The city of San Francisco has been eagerly awaiting the reopening of SFMOMA for years—and as the May 14th opening approaches closer everyday, the anticipation continues to build for art enthusiasts both near and far. This morning, we were given the opportunity to explore the newly expanded space before the crowds roll in. After a series of speeches, remarks, and tours, we left the grounds feeling thoroughly inspired and excited to share what we discovered.
April 28, 2016
gramercy 1 ar53319
A family doesn’t have to travel far for a private oasis away from the busy city.
April 28, 2016
Renovation of 1967 Hamburg apartment with Vipp kitchen.
In our April issue, we showcased an apartment in Hamburg, Germany, with a striking, matte-black kitchen from Vipp. The 77-year-old company became famous for its iconic pedal trash can before venturing into kitchens and other tools for the home. This isn't the first time that the Danish company's products have graced our pages, and here we've gathered additional examples from our archive that show how the brand's minimalist black kitchens are always a win in modern interiors.
April 28, 2016
Zafra residence living room.
A man and his wife make an emotional return to an apartment building he loved as a kid.
April 28, 2016
the garden inside concrete dining pavilion indoor outdoor custom cabinets thermador dishwasher refrigerator
A skylit conservatory doubles as a verdant dining parlor in Sonoma County, California.
April 28, 2016
Details of the Calico collection.
Calico Wallpaper founders Nick and Rachel Cope showed us through their home in our March Issue, now step inside their studio.
April 28, 2016
william krisel pow 1
Each week, we tap into Dwell's Instagram community to bring you the most captivating design and architecture shots of the week.
April 27, 2016
Dwell on Design and designjunction at ArtBeam
It's all part of Dwell on Design + designjunction's three-day event, featuring a program of talks chock-full of leading figures in design, architecture, urbanism, and beyond—coming up May 13-15 at ArtBeam in New York.
April 27, 2016
seattles mariners floating house prefab facade exterior fiber cement panels
A prefabricated floating home drops anchor in the Pacific Northwest.
April 27, 2016
royan treatment living room stone fireplace vintage new furnishings
French designer Florence Deau effortlessly mixes the old with the new.
April 27, 2016
modern netherlands 13 noordeinde schoolhouse parquet herringbone floors stove
Take a lesson from this school-turned-home.
April 27, 2016
The sidewalks of Copacabana in Rio De Janero, Brazil, designed by Roberto Burle Marx
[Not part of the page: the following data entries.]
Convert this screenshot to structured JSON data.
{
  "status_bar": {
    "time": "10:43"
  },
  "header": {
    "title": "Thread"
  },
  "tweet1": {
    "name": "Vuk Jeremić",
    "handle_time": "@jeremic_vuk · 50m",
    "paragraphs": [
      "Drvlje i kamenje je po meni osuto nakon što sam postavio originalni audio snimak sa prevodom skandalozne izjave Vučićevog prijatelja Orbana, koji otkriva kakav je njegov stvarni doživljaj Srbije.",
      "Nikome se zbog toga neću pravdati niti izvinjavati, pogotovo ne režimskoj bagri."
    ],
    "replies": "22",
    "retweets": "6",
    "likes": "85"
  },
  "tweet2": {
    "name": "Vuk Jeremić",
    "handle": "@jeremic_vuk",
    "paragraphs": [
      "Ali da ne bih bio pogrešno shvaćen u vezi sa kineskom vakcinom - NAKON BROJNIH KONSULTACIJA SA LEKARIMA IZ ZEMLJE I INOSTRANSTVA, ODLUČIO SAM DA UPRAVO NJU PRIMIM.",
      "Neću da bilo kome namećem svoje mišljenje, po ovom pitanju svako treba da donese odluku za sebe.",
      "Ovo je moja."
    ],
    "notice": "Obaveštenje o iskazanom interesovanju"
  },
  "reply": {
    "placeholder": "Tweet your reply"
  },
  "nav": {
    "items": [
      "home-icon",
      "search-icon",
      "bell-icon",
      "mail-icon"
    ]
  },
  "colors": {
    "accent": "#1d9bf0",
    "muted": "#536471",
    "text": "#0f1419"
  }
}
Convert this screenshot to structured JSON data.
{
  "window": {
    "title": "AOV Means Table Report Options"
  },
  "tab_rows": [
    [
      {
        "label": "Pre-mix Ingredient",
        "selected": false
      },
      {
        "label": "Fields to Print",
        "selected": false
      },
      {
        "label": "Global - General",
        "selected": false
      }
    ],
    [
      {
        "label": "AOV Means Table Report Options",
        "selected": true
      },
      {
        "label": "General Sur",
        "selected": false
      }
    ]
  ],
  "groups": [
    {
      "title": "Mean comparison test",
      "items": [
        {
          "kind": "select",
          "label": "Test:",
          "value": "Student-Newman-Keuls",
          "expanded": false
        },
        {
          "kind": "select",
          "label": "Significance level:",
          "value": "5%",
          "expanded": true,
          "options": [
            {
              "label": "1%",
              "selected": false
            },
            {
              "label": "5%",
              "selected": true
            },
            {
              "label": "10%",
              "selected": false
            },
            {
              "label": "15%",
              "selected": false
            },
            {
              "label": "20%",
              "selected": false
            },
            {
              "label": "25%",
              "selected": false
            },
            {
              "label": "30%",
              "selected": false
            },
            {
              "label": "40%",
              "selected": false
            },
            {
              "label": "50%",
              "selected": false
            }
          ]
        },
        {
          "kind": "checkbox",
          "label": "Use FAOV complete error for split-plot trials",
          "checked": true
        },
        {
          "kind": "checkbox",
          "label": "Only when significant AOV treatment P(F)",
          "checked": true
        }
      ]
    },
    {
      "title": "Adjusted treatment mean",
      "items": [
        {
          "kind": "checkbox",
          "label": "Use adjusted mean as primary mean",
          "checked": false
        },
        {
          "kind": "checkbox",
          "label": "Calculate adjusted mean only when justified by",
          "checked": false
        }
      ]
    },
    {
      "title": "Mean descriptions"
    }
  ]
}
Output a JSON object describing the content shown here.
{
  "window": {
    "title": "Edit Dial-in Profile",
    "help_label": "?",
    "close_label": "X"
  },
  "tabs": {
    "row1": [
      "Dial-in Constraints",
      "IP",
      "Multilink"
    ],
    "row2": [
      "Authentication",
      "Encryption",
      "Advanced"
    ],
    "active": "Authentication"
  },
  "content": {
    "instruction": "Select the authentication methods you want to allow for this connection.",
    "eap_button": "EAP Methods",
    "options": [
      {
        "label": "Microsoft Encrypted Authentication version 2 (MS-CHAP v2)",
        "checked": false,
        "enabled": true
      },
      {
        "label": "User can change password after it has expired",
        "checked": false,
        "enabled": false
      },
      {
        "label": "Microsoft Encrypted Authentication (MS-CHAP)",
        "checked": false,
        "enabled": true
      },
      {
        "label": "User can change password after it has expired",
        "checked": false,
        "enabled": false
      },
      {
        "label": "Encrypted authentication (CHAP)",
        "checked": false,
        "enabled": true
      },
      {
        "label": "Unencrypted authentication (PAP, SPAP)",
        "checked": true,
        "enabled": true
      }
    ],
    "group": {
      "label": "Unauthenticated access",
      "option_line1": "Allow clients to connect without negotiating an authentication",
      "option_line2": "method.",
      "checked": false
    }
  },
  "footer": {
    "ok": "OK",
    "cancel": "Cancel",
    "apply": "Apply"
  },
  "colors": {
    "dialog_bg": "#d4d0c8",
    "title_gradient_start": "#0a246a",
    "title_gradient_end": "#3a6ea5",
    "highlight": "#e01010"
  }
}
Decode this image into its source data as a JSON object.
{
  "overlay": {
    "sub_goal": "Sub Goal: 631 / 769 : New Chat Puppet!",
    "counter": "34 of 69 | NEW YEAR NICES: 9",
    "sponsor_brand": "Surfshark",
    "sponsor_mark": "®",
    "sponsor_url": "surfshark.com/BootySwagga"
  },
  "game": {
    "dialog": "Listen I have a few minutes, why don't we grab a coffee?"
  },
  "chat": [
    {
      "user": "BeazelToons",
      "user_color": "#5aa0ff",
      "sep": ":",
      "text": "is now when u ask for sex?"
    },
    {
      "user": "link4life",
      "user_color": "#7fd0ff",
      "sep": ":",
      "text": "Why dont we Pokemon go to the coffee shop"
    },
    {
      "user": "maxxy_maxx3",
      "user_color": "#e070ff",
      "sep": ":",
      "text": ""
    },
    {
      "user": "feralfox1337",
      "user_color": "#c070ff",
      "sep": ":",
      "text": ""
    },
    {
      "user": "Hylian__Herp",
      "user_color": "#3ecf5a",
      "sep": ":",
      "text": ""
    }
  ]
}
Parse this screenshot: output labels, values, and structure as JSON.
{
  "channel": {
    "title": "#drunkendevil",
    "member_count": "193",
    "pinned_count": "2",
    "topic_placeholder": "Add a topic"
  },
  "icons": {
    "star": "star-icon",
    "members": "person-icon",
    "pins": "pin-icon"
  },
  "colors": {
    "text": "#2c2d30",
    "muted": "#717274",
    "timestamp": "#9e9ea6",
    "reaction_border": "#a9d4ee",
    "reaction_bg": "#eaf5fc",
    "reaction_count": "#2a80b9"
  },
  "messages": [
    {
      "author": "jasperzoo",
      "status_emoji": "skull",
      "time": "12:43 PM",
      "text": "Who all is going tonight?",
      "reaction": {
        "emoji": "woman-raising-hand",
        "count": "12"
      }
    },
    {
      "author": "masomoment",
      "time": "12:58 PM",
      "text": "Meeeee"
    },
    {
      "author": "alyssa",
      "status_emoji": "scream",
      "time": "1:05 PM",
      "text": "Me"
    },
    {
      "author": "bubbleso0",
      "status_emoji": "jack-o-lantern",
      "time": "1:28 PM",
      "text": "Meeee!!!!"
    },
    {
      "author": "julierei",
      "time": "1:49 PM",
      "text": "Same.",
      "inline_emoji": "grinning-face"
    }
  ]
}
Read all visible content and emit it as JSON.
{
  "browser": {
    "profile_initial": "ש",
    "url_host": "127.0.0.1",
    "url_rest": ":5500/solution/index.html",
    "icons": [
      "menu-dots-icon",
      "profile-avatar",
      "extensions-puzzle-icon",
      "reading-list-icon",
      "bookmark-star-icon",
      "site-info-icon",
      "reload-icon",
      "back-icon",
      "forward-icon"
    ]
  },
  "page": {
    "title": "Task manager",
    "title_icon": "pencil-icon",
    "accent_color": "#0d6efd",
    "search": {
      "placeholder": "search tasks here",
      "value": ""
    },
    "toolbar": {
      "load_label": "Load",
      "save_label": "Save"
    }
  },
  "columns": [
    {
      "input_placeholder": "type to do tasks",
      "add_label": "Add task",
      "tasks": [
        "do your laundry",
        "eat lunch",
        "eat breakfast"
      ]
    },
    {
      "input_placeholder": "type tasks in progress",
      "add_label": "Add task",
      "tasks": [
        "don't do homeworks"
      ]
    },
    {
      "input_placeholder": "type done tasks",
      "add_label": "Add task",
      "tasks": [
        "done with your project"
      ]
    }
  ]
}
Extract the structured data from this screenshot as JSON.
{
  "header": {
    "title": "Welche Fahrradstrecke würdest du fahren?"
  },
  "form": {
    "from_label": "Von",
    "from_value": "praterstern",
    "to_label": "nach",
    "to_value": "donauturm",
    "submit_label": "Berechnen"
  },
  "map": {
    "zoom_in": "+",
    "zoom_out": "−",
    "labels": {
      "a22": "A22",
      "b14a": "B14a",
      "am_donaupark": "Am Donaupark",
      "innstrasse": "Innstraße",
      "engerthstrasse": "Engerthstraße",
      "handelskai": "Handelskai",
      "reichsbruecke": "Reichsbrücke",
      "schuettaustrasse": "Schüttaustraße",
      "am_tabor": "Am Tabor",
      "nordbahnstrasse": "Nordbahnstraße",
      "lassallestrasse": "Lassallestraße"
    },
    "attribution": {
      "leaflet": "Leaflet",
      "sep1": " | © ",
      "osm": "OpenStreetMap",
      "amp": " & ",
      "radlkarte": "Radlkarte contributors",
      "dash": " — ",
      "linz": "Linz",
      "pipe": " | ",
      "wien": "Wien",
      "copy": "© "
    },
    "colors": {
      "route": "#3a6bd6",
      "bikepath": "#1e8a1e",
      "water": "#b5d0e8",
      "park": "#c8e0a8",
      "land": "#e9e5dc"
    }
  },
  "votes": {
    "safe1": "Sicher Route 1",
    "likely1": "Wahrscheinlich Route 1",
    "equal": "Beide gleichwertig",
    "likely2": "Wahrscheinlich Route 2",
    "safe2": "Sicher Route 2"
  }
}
The Jewish Museum in New York City takes it outside with a celebration of the Brazilian landscape architect Roberto Burle Marx.
April 26, 2016
Waterfront home in Belvedere, California
A 1960s home infested with powderpost beetles had to be sacrificed before this this Zen-inspired house could happen.
April 26, 2016